Additional comments from Donald
In a subsequent email, Donald McMaster replied:
The Gerry Garnet Bio is interesting. He went to Mcgill as well but finished in UBC. My career took me to Ottawa where I worked for the Canadian Patent Office as an Examiner and as a IT Automation specialist.
Occasionally I go back to Montreal. A few years ago my wife and I took part in the Tour de L’ile cycle route on our tandem bicycle. The route took us past my old house on Depatie and the former MCHS building.
[End of comment from Donald McMaster]
Additional comments from Jaan regarding additional memories MCHS grads may wish to share
I welcome any other memories from MCHS grads. It’s always so interesting to learn more, about the different experiences that MCHS grads have had.
By way of an update on my own current pursuits, I’m making good progress on a report about local history that I’ve been working on for the past several weeks. I really enjoy such projects. I keep on learning new ways to get better at focusing on the task at hand. For the past month or so, I’ve pretty well stopped borrowing books from the Toronto Public Library, a pastime that used to take up enormous amounts of my time. I enjoy reading library books and also I enjoy taking a break from all the reading.
Have stopped reading newspapers, for now
As well, I’ve stopped reading newspapers, specifically so that I could focus on the research project I’ve been working on. That’s worked out great. I keep up to date with the news via Twitter, which takes much less time than reading a newspaper (whether online or in print). As well, through Twitter, I also have the opportunity to read some longread, in-depth articles from time to time, through learning about them via Twitter feeds from places like the Brookings Institution.
I prefer Twitter
I use Facebook mainly in the way that I use Twitter – to share links that I find of interest, and to catch up on any posts that may be turning up at the three Facebook pages, that I follow, that have to do with Malcolm Campbell High School. I can’t imagine spending hours and hours on Facebook but every person has a different approach to such matters.
Sitting is the new smoking
I also like to keep up to date on research about a wide range of topics. By way of example, research about the hazards of sitting all day have prompted me to spend no more than four hours a day sitting down. I spend part of my day working at my laptop at a sit-down desk, and then I move the laptop to a small stand-up desk (a regular desk with a carton on top of it) right next to the other desk. As well, I have a stand-up desk in still another room, so I’m always walking back and forth from one room to another as I work on some writing task.

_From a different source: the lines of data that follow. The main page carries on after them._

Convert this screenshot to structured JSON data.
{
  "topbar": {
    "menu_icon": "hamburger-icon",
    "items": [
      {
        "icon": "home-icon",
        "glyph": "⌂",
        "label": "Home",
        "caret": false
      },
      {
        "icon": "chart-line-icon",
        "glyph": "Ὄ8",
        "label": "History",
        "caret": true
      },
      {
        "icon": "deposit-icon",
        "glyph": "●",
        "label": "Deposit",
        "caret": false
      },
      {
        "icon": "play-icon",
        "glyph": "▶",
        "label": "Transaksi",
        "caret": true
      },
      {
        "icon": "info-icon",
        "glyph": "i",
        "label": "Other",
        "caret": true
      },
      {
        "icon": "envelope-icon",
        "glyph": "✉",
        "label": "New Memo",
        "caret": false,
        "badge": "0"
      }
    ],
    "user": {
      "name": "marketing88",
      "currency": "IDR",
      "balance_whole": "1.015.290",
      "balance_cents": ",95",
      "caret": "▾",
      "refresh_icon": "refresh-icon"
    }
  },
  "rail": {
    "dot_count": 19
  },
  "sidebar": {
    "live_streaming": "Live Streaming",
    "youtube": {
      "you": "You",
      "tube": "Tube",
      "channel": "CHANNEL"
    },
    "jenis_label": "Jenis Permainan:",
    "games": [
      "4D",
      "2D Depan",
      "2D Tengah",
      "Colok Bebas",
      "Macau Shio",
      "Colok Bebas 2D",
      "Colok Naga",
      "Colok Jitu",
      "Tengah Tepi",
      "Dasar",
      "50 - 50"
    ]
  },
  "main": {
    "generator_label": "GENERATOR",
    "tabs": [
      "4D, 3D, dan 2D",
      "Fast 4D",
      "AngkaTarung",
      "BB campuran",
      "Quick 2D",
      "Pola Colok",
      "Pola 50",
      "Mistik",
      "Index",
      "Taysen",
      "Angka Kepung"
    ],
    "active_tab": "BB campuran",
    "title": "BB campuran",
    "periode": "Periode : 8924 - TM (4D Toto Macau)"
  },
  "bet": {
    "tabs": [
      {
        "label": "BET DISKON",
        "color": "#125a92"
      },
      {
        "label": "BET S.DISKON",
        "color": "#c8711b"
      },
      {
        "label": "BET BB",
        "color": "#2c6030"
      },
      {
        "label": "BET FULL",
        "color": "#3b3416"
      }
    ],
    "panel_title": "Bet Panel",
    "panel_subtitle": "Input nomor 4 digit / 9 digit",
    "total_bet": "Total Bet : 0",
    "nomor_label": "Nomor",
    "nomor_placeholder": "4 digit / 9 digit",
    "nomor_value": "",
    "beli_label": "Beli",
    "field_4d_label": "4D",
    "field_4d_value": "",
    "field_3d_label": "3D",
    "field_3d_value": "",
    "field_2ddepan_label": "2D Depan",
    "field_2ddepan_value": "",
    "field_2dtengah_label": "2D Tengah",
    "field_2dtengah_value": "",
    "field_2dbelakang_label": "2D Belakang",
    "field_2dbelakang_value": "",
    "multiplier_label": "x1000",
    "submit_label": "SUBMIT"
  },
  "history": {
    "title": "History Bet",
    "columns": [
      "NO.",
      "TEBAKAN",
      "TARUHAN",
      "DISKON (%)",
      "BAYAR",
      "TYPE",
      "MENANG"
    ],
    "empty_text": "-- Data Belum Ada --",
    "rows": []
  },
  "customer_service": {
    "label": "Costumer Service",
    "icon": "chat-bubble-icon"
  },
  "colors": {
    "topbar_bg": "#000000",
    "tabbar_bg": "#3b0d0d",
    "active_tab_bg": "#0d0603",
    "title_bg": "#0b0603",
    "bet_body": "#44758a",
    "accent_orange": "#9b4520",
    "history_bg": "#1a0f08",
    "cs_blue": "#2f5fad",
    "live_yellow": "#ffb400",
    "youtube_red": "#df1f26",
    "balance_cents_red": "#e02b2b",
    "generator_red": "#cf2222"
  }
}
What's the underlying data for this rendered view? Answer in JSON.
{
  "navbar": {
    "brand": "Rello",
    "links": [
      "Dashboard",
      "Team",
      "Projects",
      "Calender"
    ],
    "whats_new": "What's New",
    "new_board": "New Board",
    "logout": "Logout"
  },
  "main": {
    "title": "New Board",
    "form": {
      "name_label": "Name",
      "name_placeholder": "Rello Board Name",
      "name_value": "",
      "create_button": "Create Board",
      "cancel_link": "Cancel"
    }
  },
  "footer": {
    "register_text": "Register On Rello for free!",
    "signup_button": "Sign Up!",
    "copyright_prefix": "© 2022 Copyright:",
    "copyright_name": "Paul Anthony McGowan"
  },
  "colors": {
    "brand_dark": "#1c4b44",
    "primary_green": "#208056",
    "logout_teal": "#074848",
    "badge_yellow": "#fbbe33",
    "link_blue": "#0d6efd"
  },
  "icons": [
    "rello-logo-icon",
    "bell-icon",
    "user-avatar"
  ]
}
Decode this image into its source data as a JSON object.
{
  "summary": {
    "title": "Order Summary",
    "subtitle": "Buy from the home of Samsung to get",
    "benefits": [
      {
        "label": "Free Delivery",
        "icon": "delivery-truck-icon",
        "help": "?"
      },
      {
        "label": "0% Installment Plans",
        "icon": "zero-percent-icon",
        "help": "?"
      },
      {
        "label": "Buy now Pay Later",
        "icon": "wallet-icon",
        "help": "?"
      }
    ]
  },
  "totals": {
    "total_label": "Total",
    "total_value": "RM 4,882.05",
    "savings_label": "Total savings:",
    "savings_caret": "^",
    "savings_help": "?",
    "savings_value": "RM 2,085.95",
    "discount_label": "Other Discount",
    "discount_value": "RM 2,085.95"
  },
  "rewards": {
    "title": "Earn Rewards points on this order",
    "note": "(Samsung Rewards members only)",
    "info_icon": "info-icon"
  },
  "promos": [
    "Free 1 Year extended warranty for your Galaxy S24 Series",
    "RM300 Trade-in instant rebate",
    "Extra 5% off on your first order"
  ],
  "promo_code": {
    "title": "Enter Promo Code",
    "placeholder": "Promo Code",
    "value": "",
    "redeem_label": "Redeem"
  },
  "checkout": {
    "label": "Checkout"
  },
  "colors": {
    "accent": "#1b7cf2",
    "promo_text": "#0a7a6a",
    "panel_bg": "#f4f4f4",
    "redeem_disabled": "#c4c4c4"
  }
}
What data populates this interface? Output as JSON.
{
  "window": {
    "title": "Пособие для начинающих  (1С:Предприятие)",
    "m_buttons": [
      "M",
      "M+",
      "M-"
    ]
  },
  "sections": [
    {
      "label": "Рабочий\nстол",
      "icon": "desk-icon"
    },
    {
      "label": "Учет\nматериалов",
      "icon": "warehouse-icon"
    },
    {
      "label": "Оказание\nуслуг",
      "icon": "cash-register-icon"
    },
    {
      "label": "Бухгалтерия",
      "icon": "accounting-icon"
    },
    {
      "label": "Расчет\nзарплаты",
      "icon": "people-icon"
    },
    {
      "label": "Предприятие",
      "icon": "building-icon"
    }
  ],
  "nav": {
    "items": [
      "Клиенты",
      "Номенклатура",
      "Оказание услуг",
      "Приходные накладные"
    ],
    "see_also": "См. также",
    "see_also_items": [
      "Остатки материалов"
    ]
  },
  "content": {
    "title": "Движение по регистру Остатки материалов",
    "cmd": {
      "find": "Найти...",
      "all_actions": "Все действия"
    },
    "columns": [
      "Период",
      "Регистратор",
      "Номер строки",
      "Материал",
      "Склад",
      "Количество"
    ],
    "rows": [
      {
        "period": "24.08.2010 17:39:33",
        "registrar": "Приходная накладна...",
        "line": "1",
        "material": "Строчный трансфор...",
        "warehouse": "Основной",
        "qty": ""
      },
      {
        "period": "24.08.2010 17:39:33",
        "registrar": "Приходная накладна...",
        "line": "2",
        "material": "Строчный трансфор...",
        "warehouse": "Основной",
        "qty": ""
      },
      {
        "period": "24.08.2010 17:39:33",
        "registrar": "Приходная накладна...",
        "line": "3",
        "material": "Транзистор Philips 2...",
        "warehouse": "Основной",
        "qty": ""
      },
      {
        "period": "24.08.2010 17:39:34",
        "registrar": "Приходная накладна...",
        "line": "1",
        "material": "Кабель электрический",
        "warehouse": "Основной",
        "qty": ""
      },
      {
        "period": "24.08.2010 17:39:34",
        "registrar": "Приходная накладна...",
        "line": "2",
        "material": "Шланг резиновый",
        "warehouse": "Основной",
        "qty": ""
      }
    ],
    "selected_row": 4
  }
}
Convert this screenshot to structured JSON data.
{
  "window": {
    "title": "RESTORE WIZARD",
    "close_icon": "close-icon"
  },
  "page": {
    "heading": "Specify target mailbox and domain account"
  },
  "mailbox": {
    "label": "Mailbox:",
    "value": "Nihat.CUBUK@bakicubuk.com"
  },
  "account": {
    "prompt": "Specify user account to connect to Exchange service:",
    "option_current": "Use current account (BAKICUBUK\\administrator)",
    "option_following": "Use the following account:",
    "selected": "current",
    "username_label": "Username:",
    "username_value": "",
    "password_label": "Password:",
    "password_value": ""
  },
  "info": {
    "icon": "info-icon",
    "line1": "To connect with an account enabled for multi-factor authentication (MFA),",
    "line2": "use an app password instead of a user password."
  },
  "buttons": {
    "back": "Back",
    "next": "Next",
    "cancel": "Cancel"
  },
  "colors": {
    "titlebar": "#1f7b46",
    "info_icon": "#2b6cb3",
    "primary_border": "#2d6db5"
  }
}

In this way, I get the benefits of moving around all day, and of working sitting down and standing up, without the need to buy a variable-height computer desk, and without the need to install a treadmill under the standing desk. What I like about this arrangement is that it’s based on recent research indicating that the evidence isn’t in yet, regarding whether the health payoffs justify spending some enormous sum on a variable-height computer desk.
Also by way of keeping up with research, I engage in high-intensity cardiovascular/strength training workouts three days a week, and spend an hour walking on other days. I also enjoy doing strength training at a very simple, basic fitness centre (with a clean and tidy weight training room), operated by the City of Toronto in the neighbourhood where I live.
I follow a periodization schedule – again, based on my reading of research, in this case about strength training – in which, every few months, for a period of two weeks I do workouts at reduced intensity and then go through three weeks of anatomical adaptation, before resuming high intensity workouts.
The research indicates that periodization makes for better gains in strength than just working out doing the same high-intensity routines all through the year. In order to make progress, the research indicates, the body like the mind needs regular periods of work at a more leisurely pace along with periods of high-intensity work.
When I was younger, I would not have cared less about evidence and evidence-based practice, but in my forties I had reason to learn about such topics. I’m really pleased I did.